→ **Material for the task**

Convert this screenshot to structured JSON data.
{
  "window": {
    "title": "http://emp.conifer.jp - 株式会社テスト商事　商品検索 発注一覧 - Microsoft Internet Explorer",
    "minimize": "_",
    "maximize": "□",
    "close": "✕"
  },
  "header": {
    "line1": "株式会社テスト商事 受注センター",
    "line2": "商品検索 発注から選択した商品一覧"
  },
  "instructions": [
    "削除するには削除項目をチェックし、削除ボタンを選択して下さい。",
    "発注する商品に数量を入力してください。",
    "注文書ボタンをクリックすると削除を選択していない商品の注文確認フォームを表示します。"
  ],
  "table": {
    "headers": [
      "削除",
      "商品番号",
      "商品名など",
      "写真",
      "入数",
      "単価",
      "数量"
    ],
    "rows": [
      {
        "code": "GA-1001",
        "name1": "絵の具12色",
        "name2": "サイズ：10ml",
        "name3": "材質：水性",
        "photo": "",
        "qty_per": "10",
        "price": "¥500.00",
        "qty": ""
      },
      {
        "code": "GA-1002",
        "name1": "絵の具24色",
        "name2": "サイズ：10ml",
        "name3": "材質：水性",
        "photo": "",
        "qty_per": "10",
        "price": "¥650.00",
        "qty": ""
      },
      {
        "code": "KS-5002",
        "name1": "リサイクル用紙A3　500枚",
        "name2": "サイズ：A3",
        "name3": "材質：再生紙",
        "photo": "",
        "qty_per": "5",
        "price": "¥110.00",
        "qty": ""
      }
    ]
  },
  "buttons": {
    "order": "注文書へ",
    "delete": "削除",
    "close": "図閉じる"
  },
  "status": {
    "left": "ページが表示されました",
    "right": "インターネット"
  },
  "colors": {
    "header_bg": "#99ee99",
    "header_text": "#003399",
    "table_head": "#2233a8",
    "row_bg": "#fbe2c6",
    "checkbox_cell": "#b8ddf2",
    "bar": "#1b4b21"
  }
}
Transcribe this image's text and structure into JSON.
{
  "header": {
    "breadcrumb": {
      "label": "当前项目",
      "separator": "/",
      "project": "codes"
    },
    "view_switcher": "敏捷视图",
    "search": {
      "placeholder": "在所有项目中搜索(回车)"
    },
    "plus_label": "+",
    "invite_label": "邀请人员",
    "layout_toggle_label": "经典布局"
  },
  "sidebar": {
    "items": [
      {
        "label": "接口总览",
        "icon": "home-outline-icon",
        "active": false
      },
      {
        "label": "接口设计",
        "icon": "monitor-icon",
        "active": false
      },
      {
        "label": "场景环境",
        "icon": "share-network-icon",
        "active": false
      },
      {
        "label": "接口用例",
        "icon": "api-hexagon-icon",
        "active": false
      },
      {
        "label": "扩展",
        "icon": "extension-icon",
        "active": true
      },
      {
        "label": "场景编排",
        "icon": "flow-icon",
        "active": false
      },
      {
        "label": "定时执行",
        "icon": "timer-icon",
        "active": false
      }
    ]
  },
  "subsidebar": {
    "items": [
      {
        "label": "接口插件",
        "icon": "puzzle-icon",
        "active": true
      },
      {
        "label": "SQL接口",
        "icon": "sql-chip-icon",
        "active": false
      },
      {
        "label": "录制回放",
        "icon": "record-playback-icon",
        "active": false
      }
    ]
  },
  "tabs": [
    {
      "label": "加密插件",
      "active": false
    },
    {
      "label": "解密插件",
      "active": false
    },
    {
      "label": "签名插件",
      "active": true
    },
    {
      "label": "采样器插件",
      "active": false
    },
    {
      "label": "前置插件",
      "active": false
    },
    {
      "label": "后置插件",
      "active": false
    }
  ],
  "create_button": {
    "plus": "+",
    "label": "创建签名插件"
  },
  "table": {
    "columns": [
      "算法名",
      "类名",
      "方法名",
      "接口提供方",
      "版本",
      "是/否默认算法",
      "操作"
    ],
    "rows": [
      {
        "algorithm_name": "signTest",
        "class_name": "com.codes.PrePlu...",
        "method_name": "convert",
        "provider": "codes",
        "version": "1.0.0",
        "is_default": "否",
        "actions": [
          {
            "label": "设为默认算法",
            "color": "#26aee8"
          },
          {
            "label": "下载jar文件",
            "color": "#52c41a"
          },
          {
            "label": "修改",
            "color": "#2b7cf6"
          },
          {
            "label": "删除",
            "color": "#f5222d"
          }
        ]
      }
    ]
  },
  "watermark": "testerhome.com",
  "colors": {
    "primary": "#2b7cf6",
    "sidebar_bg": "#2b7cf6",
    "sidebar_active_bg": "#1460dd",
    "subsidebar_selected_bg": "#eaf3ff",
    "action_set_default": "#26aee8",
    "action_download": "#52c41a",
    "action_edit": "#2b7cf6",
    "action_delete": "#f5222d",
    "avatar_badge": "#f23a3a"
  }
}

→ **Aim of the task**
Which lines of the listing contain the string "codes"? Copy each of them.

→ **Written answer**
      "project": "codes"
        "class_name": "com.codes.PrePlu...",
        "provider": "codes",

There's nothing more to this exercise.